Work through the entries below and show every line in which "this" is found.

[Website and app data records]

[Start of Attachment]

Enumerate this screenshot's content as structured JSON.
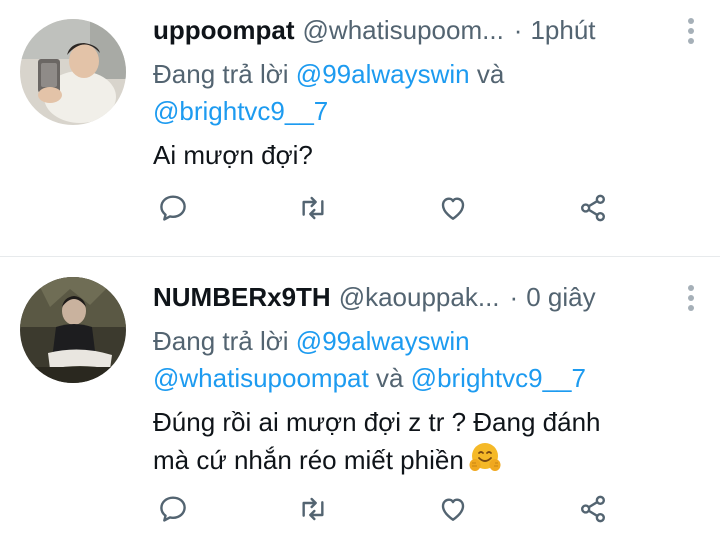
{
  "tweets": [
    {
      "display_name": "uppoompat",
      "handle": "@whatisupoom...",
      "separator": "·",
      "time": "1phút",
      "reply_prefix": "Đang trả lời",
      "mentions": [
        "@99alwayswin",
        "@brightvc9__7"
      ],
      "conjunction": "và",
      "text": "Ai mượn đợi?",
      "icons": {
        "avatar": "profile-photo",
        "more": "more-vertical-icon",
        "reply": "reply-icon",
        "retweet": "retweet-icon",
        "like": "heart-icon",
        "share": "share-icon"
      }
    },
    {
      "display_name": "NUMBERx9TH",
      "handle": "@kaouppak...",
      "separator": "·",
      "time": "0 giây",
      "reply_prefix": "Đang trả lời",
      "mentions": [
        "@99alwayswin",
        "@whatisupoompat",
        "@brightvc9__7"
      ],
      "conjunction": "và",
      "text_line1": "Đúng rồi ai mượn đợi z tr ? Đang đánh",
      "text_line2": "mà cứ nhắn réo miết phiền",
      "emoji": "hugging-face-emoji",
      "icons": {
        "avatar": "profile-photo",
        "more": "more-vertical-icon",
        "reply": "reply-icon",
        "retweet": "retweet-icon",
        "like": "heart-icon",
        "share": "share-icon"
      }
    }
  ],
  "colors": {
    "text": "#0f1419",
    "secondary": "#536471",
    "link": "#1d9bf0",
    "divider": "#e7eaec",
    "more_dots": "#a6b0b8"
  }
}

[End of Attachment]
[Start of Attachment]

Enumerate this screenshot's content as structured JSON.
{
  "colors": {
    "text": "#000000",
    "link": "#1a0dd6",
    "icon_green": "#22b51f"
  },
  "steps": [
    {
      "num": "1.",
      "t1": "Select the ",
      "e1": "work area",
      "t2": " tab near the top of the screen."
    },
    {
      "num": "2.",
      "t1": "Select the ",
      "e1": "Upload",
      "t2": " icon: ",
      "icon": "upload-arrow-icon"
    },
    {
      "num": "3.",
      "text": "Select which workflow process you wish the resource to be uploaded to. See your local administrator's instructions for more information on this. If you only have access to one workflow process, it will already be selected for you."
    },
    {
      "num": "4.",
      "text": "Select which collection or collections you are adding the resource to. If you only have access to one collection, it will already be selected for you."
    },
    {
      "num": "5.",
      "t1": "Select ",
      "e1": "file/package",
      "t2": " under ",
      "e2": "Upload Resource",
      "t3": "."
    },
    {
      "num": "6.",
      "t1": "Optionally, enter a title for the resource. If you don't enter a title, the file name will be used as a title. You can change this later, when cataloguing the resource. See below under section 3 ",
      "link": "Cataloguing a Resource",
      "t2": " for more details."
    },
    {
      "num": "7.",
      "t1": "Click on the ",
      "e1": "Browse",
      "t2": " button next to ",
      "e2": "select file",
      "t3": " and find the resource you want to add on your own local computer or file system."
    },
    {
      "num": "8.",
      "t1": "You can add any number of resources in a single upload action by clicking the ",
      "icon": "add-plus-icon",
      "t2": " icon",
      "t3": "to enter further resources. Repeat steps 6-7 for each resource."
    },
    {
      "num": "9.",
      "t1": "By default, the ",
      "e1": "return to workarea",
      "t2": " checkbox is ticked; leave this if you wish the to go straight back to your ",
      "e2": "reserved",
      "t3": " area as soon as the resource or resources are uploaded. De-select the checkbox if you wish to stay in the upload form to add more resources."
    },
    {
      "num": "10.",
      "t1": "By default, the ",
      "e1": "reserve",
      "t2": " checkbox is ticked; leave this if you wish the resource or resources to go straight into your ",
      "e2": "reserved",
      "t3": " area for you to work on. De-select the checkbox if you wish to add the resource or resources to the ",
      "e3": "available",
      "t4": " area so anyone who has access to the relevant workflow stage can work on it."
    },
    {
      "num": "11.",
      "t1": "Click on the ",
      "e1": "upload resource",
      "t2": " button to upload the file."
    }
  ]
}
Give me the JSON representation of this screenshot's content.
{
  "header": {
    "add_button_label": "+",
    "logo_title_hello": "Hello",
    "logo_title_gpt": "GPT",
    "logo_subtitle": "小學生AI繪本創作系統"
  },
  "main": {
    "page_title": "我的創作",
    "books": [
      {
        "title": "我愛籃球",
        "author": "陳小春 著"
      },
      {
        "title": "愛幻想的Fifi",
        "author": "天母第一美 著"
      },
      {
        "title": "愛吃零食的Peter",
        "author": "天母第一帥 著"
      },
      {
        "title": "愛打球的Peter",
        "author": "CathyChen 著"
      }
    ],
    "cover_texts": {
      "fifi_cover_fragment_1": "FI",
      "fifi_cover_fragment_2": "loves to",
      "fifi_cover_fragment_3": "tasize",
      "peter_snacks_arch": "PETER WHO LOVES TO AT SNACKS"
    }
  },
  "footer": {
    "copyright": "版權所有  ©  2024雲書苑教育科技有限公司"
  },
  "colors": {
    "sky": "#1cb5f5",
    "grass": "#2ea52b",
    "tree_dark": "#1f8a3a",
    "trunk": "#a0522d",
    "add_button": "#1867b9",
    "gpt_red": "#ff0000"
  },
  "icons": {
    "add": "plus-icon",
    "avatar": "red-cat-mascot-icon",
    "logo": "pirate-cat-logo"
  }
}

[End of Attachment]

• Task output:
Enumerate this screenshot's content as structured JSON.
Enumerate this screenshot's content as structured JSON.
      "text": "Select which workflow process you wish the resource to be uploaded to. See your local administrator's instructions for more information on this. If you only have access to one workflow process, it will already be selected for you."
      "t1": "Optionally, enter a title for the resource. If you don't enter a title, the file name will be used as a title. You can change this later, when cataloguing the resource. See below under section 3 ",
      "t2": " checkbox is ticked; leave this if you wish the to go straight back to your ",
      "t2": " checkbox is ticked; leave this if you wish the resource or resources to go straight into your ",
Give me the JSON representation of this screenshot's content.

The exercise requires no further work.